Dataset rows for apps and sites
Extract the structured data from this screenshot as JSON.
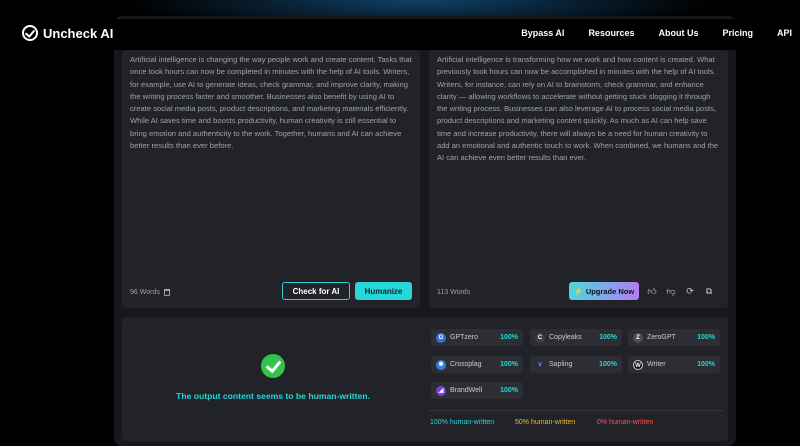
{
  "nav": {
    "brand": "Uncheck AI",
    "links": [
      "Bypass AI",
      "Resources",
      "About Us",
      "Pricing",
      "API"
    ]
  },
  "input_panel": {
    "text": "Artificial intelligence is changing the way people work and create content. Tasks that once took hours can now be completed in minutes with the help of AI tools. Writers, for example, use AI to generate ideas, check grammar, and improve clarity, making the writing process faster and smoother. Businesses also benefit by using AI to create social media posts, product descriptions, and marketing materials efficiently. While AI saves time and boosts productivity, human creativity is still essential to bring emotion and authenticity to the work. Together, humans and AI can achieve better results than ever before.",
    "word_count": "96 Words",
    "check_label": "Check for AI",
    "humanize_label": "Humanize"
  },
  "output_panel": {
    "text": "Artificial intelligence is transforming how we work and how content is created. What previously took hours can now be accomplished in minutes with the help of AI tools. Writers, for instance, can rely on AI to brainstorm, check grammar, and enhance clarity — allowing workflows to accelerate without getting stuck slogging it through the writing process. Businesses can also leverage AI to process social media posts, product descriptions and marketing content quickly. As much as AI can help save time and increase productivity, there will always be a need for human creativity to add an emotional and authentic touch to work. When combined, we humans and the AI can achieve even better results than ever.",
    "word_count": "113 Words",
    "upgrade_label": "Upgrade Now"
  },
  "result": {
    "message": "The output content seems to be human-written."
  },
  "detectors": [
    {
      "name": "GPTzero",
      "pct": "100%",
      "icon": "gptzero-icon",
      "color": "#3a6fd8"
    },
    {
      "name": "Copyleaks",
      "pct": "100%",
      "icon": "copyleaks-icon",
      "color": "#3b3f48"
    },
    {
      "name": "ZeroGPT",
      "pct": "100%",
      "icon": "zerogpt-icon",
      "color": "#4a4d55"
    },
    {
      "name": "Crossplag",
      "pct": "100%",
      "icon": "crossplag-icon",
      "color": "#2f7fe0"
    },
    {
      "name": "Sapling",
      "pct": "100%",
      "icon": "sapling-icon",
      "color": "#2d2e34"
    },
    {
      "name": "Writer",
      "pct": "100%",
      "icon": "writer-icon",
      "color": "#111"
    },
    {
      "name": "BrandWell",
      "pct": "100%",
      "icon": "brandwell-icon",
      "color": "#7a3fd8"
    }
  ],
  "legend": {
    "green": "100% human-written",
    "yellow": "50% human-written",
    "red": "0% human-written"
  },
  "colors": {
    "accent": "#27d6d6",
    "success": "#34c24a",
    "warning": "#f2b52b",
    "danger": "#ff4f4f"
  }
}
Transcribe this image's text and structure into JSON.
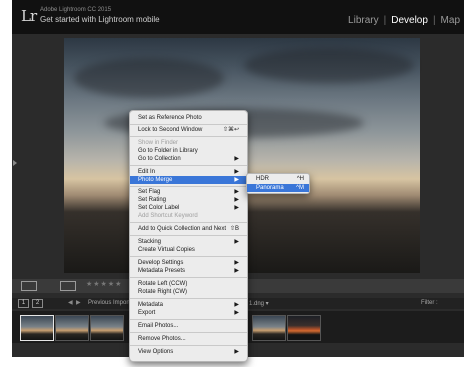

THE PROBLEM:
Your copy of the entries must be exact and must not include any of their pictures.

EXERCISE RESULT:
Extract the structured data from this screenshot as JSON.
{
  "nav": {
    "brand": "Uncheck AI",
    "links": [
      "Bypass AI",
      "Resources",
      "About Us",
      "Pricing",
      "API"
    ]
  },
  "input_panel": {
    "text": "Artificial intelligence is changing the way people work and create content. Tasks that once took hours can now be completed in minutes with the help of AI tools. Writers, for example, use AI to generate ideas, check grammar, and improve clarity, making the writing process faster and smoother. Businesses also benefit by using AI to create social media posts, product descriptions, and marketing materials efficiently. While AI saves time and boosts productivity, human creativity is still essential to bring emotion and authenticity to the work. Together, humans and AI can achieve better results than ever before.",
    "word_count": "96 Words",
    "check_label": "Check for AI",
    "humanize_label": "Humanize"
  },
  "output_panel": {
    "text": "Artificial intelligence is transforming how we work and how content is created. What previously took hours can now be accomplished in minutes with the help of AI tools. Writers, for instance, can rely on AI to brainstorm, check grammar, and enhance clarity — allowing workflows to accelerate without getting stuck slogging it through the writing process. Businesses can also leverage AI to process social media posts, product descriptions and marketing content quickly. As much as AI can help save time and increase productivity, there will always be a need for human creativity to add an emotional and authentic touch to work. When combined, we humans and the AI can achieve even better results than ever.",
    "word_count": "113 Words",
    "upgrade_label": "Upgrade Now"
  },
  "result": {
    "message": "The output content seems to be human-written."
  },
  "detectors": [
    {
      "name": "GPTzero",
      "pct": "100%",
      "icon": "gptzero-icon",
      "color": "#3a6fd8"
    },
    {
      "name": "Copyleaks",
      "pct": "100%",
      "icon": "copyleaks-icon",
      "color": "#3b3f48"
    },
    {
      "name": "ZeroGPT",
      "pct": "100%",
      "icon": "zerogpt-icon",
      "color": "#4a4d55"
    },
    {
      "name": "Crossplag",
      "pct": "100%",
      "icon": "crossplag-icon",
      "color": "#2f7fe0"
    },
    {
      "name": "Sapling",
      "pct": "100%",
      "icon": "sapling-icon",
      "color": "#2d2e34"
    },
    {
      "name": "Writer",
      "pct": "100%",
      "icon": "writer-icon",
      "color": "#111"
    },
    {
      "name": "BrandWell",
      "pct": "100%",
      "icon": "brandwell-icon",
      "color": "#7a3fd8"
    }
  ],
  "legend": {
    "green": "100% human-written",
    "yellow": "50% human-written",
    "red": "0% human-written"
  },
  "colors": {
    "accent": "#27d6d6",
    "success": "#34c24a",
    "warning": "#f2b52b",
    "danger": "#ff4f4f"
  }
}
Transcribe this image's text and structure into JSON.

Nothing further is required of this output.